● **Material to process**
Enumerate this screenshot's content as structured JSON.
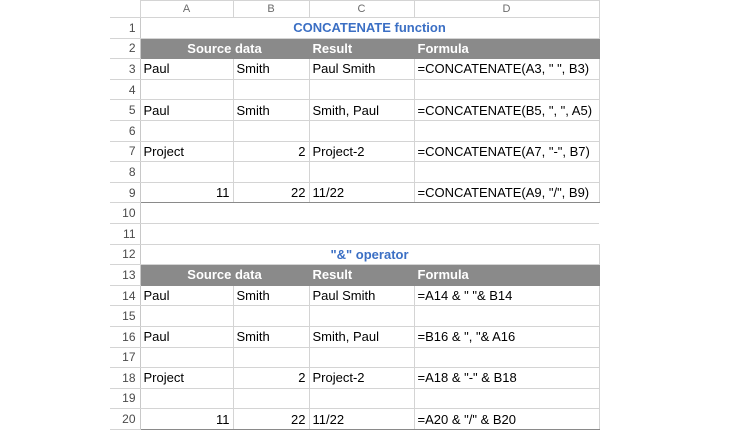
{
  "columns": [
    "A",
    "B",
    "C",
    "D"
  ],
  "section1": {
    "title": "CONCATENATE function",
    "headers": {
      "source": "Source data",
      "result": "Result",
      "formula": "Formula"
    }
  },
  "section2": {
    "title": "\"&\" operator",
    "headers": {
      "source": "Source data",
      "result": "Result",
      "formula": "Formula"
    }
  },
  "rows": {
    "r1": "1",
    "r2": "2",
    "r3": "3",
    "r4": "4",
    "r5": "5",
    "r6": "6",
    "r7": "7",
    "r8": "8",
    "r9": "9",
    "r10": "10",
    "r11": "11",
    "r12": "12",
    "r13": "13",
    "r14": "14",
    "r15": "15",
    "r16": "16",
    "r17": "17",
    "r18": "18",
    "r19": "19",
    "r20": "20"
  },
  "cells": {
    "A3": "Paul",
    "B3": "Smith",
    "C3": "Paul  Smith",
    "D3": "=CONCATENATE(A3, \"  \", B3)",
    "A5": "Paul",
    "B5": "Smith",
    "C5": "Smith, Paul",
    "D5": "=CONCATENATE(B5, \", \", A5)",
    "A7": "Project",
    "B7": "2",
    "C7": "Project-2",
    "D7": "=CONCATENATE(A7, \"-\", B7)",
    "A9": "11",
    "B9": "22",
    "C9": "11/22",
    "D9": "=CONCATENATE(A9, \"/\", B9)",
    "A14": "Paul",
    "B14": "Smith",
    "C14": "Paul Smith",
    "D14": "=A14 & \" \"& B14",
    "A16": "Paul",
    "B16": "Smith",
    "C16": "Smith, Paul",
    "D16": "=B16 & \", \"& A16",
    "A18": "Project",
    "B18": "2",
    "C18": "Project-2",
    "D18": "=A18 & \"-\" & B18",
    "A20": "11",
    "B20": "22",
    "C20": "11/22",
    "D20": "=A20 & \"/\" & B20"
  }
}
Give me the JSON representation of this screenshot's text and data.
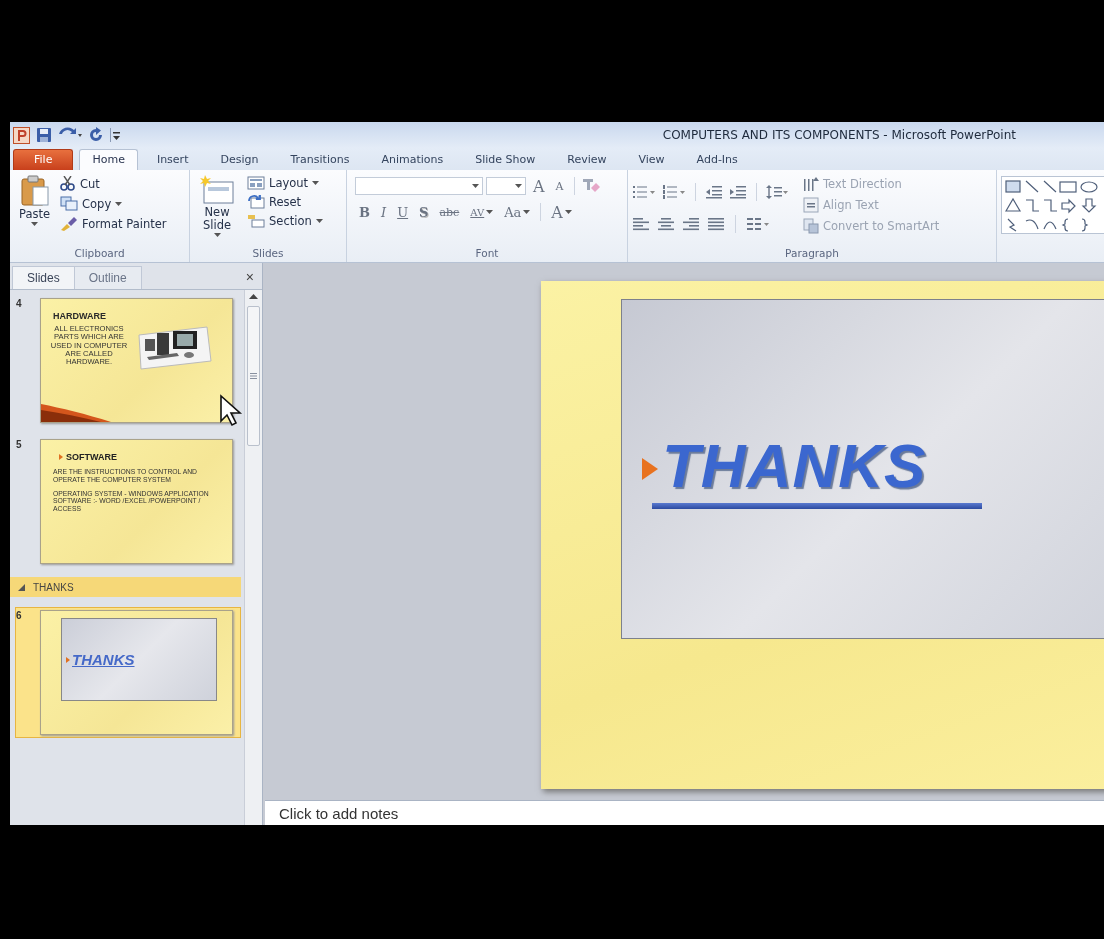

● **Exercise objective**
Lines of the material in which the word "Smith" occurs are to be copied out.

● **Written answer**
    "B3": "Smith",
    "C3": "Paul  Smith",
    "B5": "Smith",
    "C5": "Smith, Paul",
    "B14": "Smith",
    "C14": "Paul Smith",
    "B16": "Smith",
    "C16": "Smith, Paul",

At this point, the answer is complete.